Genesis 27:1-40 relates how Jacob stole the family blessing from Esau, while 25:29-34 explains how Esau sold his birthright to Jacob. In the earlier incident, Jacob said he was willing to give his brother some stew, but only if Esau would accept it as the price for his family inheritance (v. 31). 


Perhaps Jacob recalled the prophecy made at his birth that the “older” (v. 23) would “serve the younger.” If so, he was ready to make the prediction come true. 


Jacob did so by exploiting his brother and seizing the birthright from him. In Isaac’s family, this included the promises of the covenant God had made with Abraham.


Esau declared that he was dying of starvation. From his shortsighted perspective, the birthright had little immediate value (v. 32). As noted earlier, like a skilled hunter who was ready to pounce on his weakened prey, Jacob insisted that Esau swear an oath that he was transferring his inheritance rights (v. 33). 


When Esau agreed to the exchange, Jacob gave his older brother some bread and lentil stew, which Esau promptly consumed before getting up and leaving. In this way, he despised his birthright. Expressed differently, he treated the family inheritance with contempt.


If Esau had valued the great covenant blessings given to Abraham and Isaac, he would not have considered selling his birthright under any circumstances. Although there were temporal material benefits to the covenant, the promises revolved around God’s eternal, redemptive program. 


We can assume that Jacob, despite his many flaws, wanted to participate in the eternal blessings. He desired a place in God’s plan to bless the whole world. In contrast, Esau had little regard for God’s salvific work.


For thought and application


“Profane,” “secular,” and “godless” are terms that aptly describe the character of Esau. Sadly, he represents the mindset and lifestyle of many people in our day. 

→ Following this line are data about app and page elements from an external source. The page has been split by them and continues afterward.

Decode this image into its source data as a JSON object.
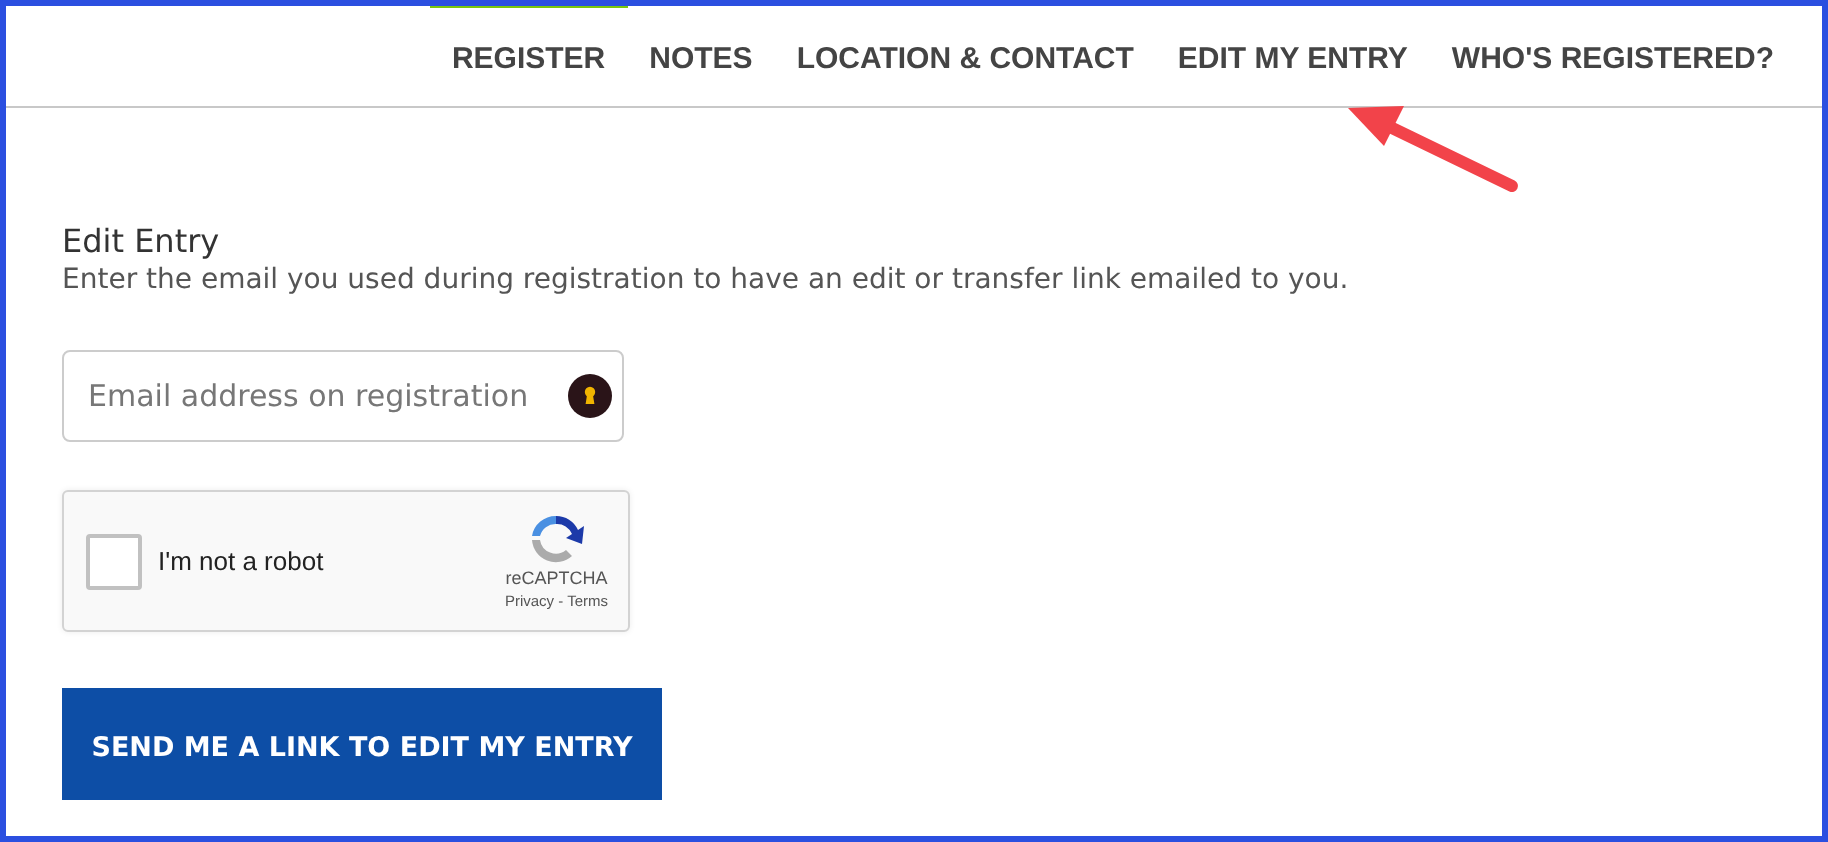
{
  "nav": [
    {
      "label": "REGISTER",
      "selected": true
    },
    {
      "label": "NOTES",
      "selected": false
    },
    {
      "label": "LOCATION & CONTACT",
      "selected": false
    },
    {
      "label": "EDIT MY ENTRY",
      "selected": false
    },
    {
      "label": "WHO'S REGISTERED?",
      "selected": false
    }
  ],
  "form": {
    "title": "Edit Entry",
    "description": "Enter the email you used during registration to have an edit or transfer link emailed to you.",
    "email": {
      "placeholder": "Email address on registration"
    },
    "captcha": {
      "label": "I'm not a robot",
      "checked": false,
      "brand": "reCAPTCHA",
      "links": "Privacy - Terms"
    },
    "submit": "SEND ME A LINK TO EDIT MY ENTRY"
  }
}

The impression is of individuals who care little or nothing about the things of God. They are irreligious and indifferent to eternal, spiritual realities, as if the here-and-now is all that matters.


The episode involving Esau and Jacob gives us an opportunity to examine our values. Are we driven by our physical appetites or does the prospect of knowing God in a closer and more personal way motivate our hearts and lives? 

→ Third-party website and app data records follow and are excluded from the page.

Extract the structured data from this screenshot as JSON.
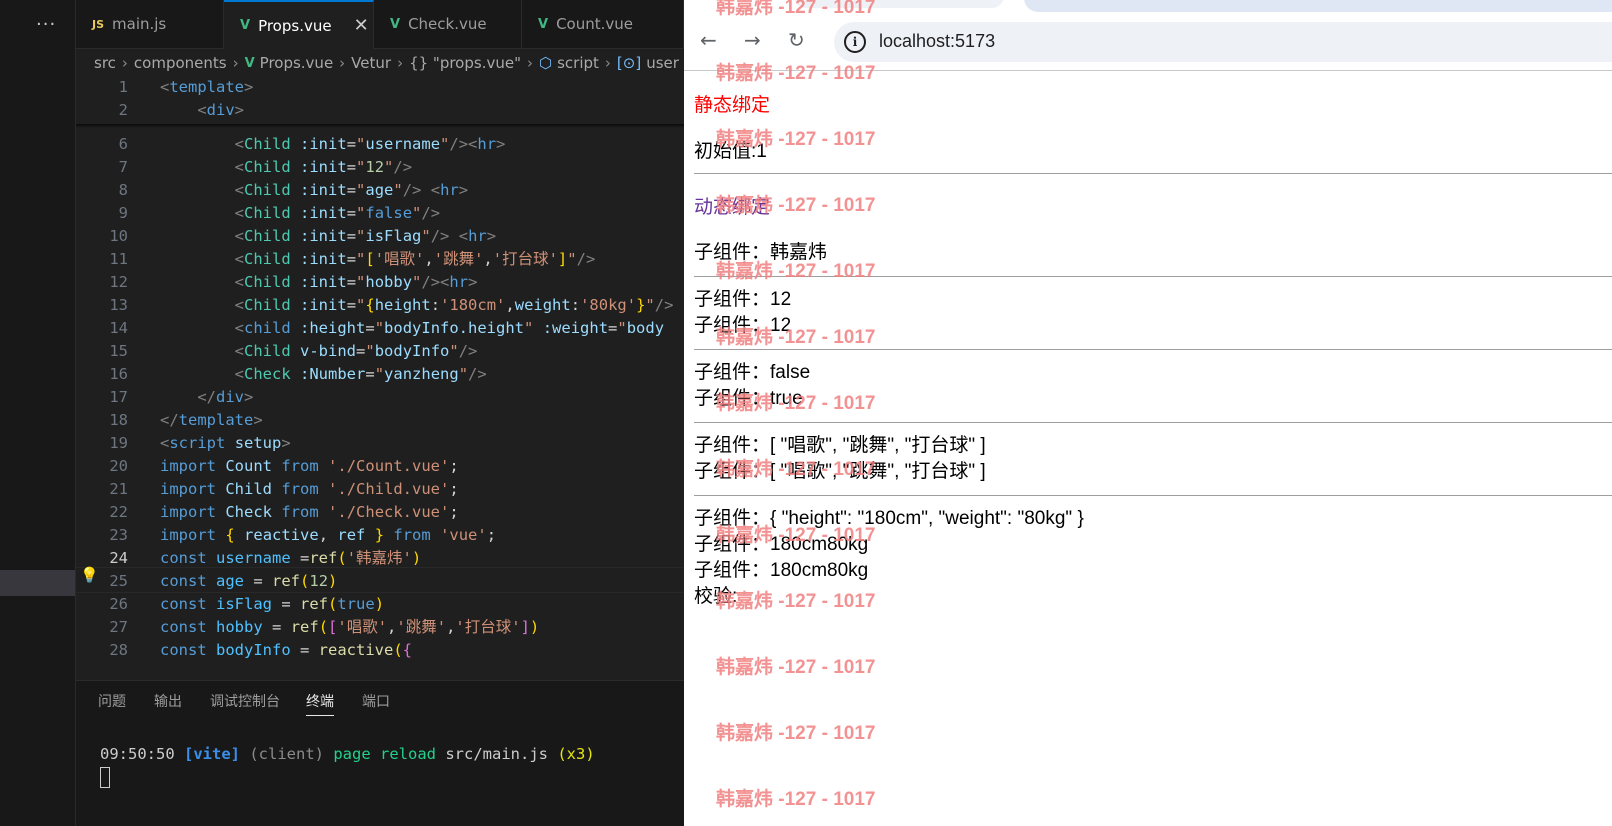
{
  "vscode": {
    "activity": {
      "more": "···"
    },
    "tabs": [
      {
        "label": "main.js",
        "icon": "JS"
      },
      {
        "label": "Props.vue",
        "icon": "V",
        "close": "✕"
      },
      {
        "label": "Check.vue",
        "icon": "V"
      },
      {
        "label": "Count.vue",
        "icon": "V"
      }
    ],
    "breadcrumb": [
      "src",
      "components",
      "Props.vue",
      "Vetur",
      "{} \"props.vue\"",
      "script",
      "user"
    ],
    "code_lines": [
      {
        "n": "1",
        "html": "<span class='t-br'>&lt;</span><span class='t-tag'>template</span><span class='t-br'>&gt;</span>"
      },
      {
        "n": "2",
        "html": "    <span class='t-br'>&lt;</span><span class='t-tag'>div</span><span class='t-br'>&gt;</span>"
      },
      {
        "n": "6",
        "html": "        <span class='t-br'>&lt;</span><span class='t-comp'>Child</span> <span class='t-attr'>:init</span>=<span class='t-str'>\"</span><span class='t-attr'>username</span><span class='t-str'>\"</span><span class='t-br'>/&gt;&lt;</span><span class='t-tag'>hr</span><span class='t-br'>&gt;</span>"
      },
      {
        "n": "7",
        "html": "        <span class='t-br'>&lt;</span><span class='t-comp'>Child</span> <span class='t-attr'>:init</span>=<span class='t-str'>\"</span><span class='t-num'>12</span><span class='t-str'>\"</span><span class='t-br'>/&gt;</span>"
      },
      {
        "n": "8",
        "html": "        <span class='t-br'>&lt;</span><span class='t-comp'>Child</span> <span class='t-attr'>:init</span>=<span class='t-str'>\"</span><span class='t-attr'>age</span><span class='t-str'>\"</span><span class='t-br'>/&gt;</span> <span class='t-br'>&lt;</span><span class='t-tag'>hr</span><span class='t-br'>&gt;</span>"
      },
      {
        "n": "9",
        "html": "        <span class='t-br'>&lt;</span><span class='t-comp'>Child</span> <span class='t-attr'>:init</span>=<span class='t-str'>\"</span><span class='t-kw'>false</span><span class='t-str'>\"</span><span class='t-br'>/&gt;</span>"
      },
      {
        "n": "10",
        "html": "        <span class='t-br'>&lt;</span><span class='t-comp'>Child</span> <span class='t-attr'>:init</span>=<span class='t-str'>\"</span><span class='t-attr'>isFlag</span><span class='t-str'>\"</span><span class='t-br'>/&gt;</span> <span class='t-br'>&lt;</span><span class='t-tag'>hr</span><span class='t-br'>&gt;</span>"
      },
      {
        "n": "11",
        "html": "        <span class='t-br'>&lt;</span><span class='t-comp'>Child</span> <span class='t-attr'>:init</span>=<span class='t-str'>\"</span><span class='t-p1'>[</span><span class='t-str'>'唱歌'</span>,<span class='t-str'>'跳舞'</span>,<span class='t-str'>'打台球'</span><span class='t-p1'>]</span><span class='t-str'>\"</span><span class='t-br'>/&gt;</span>"
      },
      {
        "n": "12",
        "html": "        <span class='t-br'>&lt;</span><span class='t-comp'>Child</span> <span class='t-attr'>:init</span>=<span class='t-str'>\"</span><span class='t-attr'>hobby</span><span class='t-str'>\"</span><span class='t-br'>/&gt;&lt;</span><span class='t-tag'>hr</span><span class='t-br'>&gt;</span>"
      },
      {
        "n": "13",
        "html": "        <span class='t-br'>&lt;</span><span class='t-comp'>Child</span> <span class='t-attr'>:init</span>=<span class='t-str'>\"</span><span class='t-p1'>{</span><span class='t-attr'>height</span>:<span class='t-str'>'180cm'</span>,<span class='t-attr'>weight</span>:<span class='t-str'>'80kg'</span><span class='t-p1'>}</span><span class='t-str'>\"</span><span class='t-br'>/&gt;</span>"
      },
      {
        "n": "14",
        "html": "        <span class='t-br'>&lt;</span><span class='t-tag'>child</span> <span class='t-attr'>:height</span>=<span class='t-str'>\"</span><span class='t-attr'>bodyInfo.height</span><span class='t-str'>\"</span> <span class='t-attr'>:weight</span>=<span class='t-str'>\"</span><span class='t-attr'>body</span>"
      },
      {
        "n": "15",
        "html": "        <span class='t-br'>&lt;</span><span class='t-comp'>Child</span> <span class='t-attr'>v-bind</span>=<span class='t-str'>\"</span><span class='t-attr'>bodyInfo</span><span class='t-str'>\"</span><span class='t-br'>/&gt;</span>"
      },
      {
        "n": "16",
        "html": "        <span class='t-br'>&lt;</span><span class='t-comp'>Check</span> <span class='t-attr'>:Number</span>=<span class='t-str'>\"</span><span class='t-attr'>yanzheng</span><span class='t-str'>\"</span><span class='t-br'>/&gt;</span>"
      },
      {
        "n": "17",
        "html": "    <span class='t-br'>&lt;/</span><span class='t-tag'>div</span><span class='t-br'>&gt;</span>"
      },
      {
        "n": "18",
        "html": "<span class='t-br'>&lt;/</span><span class='t-tag'>template</span><span class='t-br'>&gt;</span>"
      },
      {
        "n": "19",
        "html": "<span class='t-br'>&lt;</span><span class='t-tag'>script</span> <span class='t-attr'>setup</span><span class='t-br'>&gt;</span>"
      },
      {
        "n": "20",
        "html": "<span class='t-kw'>import</span> <span class='t-attr'>Count</span> <span class='t-kw'>from</span> <span class='t-str'>'./Count.vue'</span>;"
      },
      {
        "n": "21",
        "html": "<span class='t-kw'>import</span> <span class='t-attr'>Child</span> <span class='t-kw'>from</span> <span class='t-str'>'./Child.vue'</span>;"
      },
      {
        "n": "22",
        "html": "<span class='t-kw'>import</span> <span class='t-attr'>Check</span> <span class='t-kw'>from</span> <span class='t-str'>'./Check.vue'</span>;"
      },
      {
        "n": "23",
        "html": "<span class='t-kw'>import</span> <span class='t-p1'>{</span> <span class='t-attr'>reactive</span>, <span class='t-attr'>ref</span> <span class='t-p1'>}</span> <span class='t-kw'>from</span> <span class='t-str'>'vue'</span>;"
      },
      {
        "n": "24",
        "html": "<span class='t-kw'>const</span> <span class='t-var'>username</span> =<span class='t-fn'>ref</span><span class='t-p1'>(</span><span class='t-str'>'韩嘉炜'</span><span class='t-p1'>)</span>"
      },
      {
        "n": "25",
        "html": "<span class='t-kw'>const</span> <span class='t-var'>age</span> = <span class='t-fn'>ref</span><span class='t-p1'>(</span><span class='t-num'>12</span><span class='t-p1'>)</span>"
      },
      {
        "n": "26",
        "html": "<span class='t-kw'>const</span> <span class='t-var'>isFlag</span> = <span class='t-fn'>ref</span><span class='t-p1'>(</span><span class='t-kw'>true</span><span class='t-p1'>)</span>"
      },
      {
        "n": "27",
        "html": "<span class='t-kw'>const</span> <span class='t-var'>hobby</span> = <span class='t-fn'>ref</span><span class='t-p1'>(</span><span class='t-p2'>[</span><span class='t-str'>'唱歌'</span>,<span class='t-str'>'跳舞'</span>,<span class='t-str'>'打台球'</span><span class='t-p2'>]</span><span class='t-p1'>)</span>"
      },
      {
        "n": "28",
        "html": "<span class='t-kw'>const</span> <span class='t-var'>bodyInfo</span> = <span class='t-fn'>reactive</span><span class='t-p1'>(</span><span class='t-p2'>{</span>"
      }
    ],
    "current_line": "24",
    "panel": {
      "tabs": [
        "问题",
        "输出",
        "调试控制台",
        "终端",
        "端口"
      ],
      "active_tab": "终端",
      "terminal_line": "09:50:50 [vite] (client) page reload src/main.js (x3)"
    }
  },
  "browser": {
    "url": "localhost:5173",
    "nav": {
      "back": "←",
      "forward": "→",
      "reload": "↻",
      "info": "i"
    },
    "content": {
      "static_heading": "静态绑定",
      "static_value": "初始值:1",
      "dynamic_heading": "动态绑定",
      "rows": [
        "子组件：韩嘉炜",
        "子组件：12",
        "子组件：12",
        "子组件：false",
        "子组件：true",
        "子组件：[ \"唱歌\", \"跳舞\", \"打台球\" ]",
        "子组件：[ \"唱歌\", \"跳舞\", \"打台球\" ]",
        "子组件：{ \"height\": \"180cm\", \"weight\": \"80kg\" }",
        "子组件：180cm80kg",
        "子组件：180cm80kg"
      ],
      "check_label": "校验:"
    },
    "watermark": "韩嘉炜 -127 - 1017",
    "colors": {
      "static_heading": "#ff0000",
      "dynamic_heading": "#663399",
      "watermark": "#f08080"
    }
  }
}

We need to consider seriously what James 4:4 declares about friendship with the secular, pagan society. The result of such is enmity against God. Indeed, all who drink heavily from the cesspool of the heathen world system are the Lord’s enemies.


At first, such a pronouncement might seem harsh and feel excessive; yet, before we hastily dismiss what has just been said, consider 1 John 2:15-17. There the apostle encouraged believers to take the high road mandated by their divine calling. He commanded his readers not to love the world or anything in it.


At every turn this ungodly, humanistic system opposes God and actively looks to subvert His plan of salvation for humankind. For this reason, John wanted us to understand that one cannot love that world and all that it has to offer and love God at the same time. 


An obvious choice must be made—love God and hate the world or love the world and hate God. The two options are mutually exclusive.



Professor Dan Lioy (PhD, North-West University) holds several faculty appointments. He is the Senior Research Manager at South African Theological Seminary (in South Africa). Also, he is a professor of biblical theology at the Institute of Lutheran Theology (in South Dakota). Moreover, he is a dissertation advisor in the Leadership and Global Perspectives DMIN program at Portland Seminary (part of George Fox University in Oregon). Finally, he is a professor in the School of Continuing Theological Studies at North-West University (in South Africa). Professor Lioy is active in local church ministry, being dual rostered with the Evangelical Church Alliance and the North American Lutheran Church. He is widely published, including a number of academic monographs, peer-reviewed journal articles, and church resource products.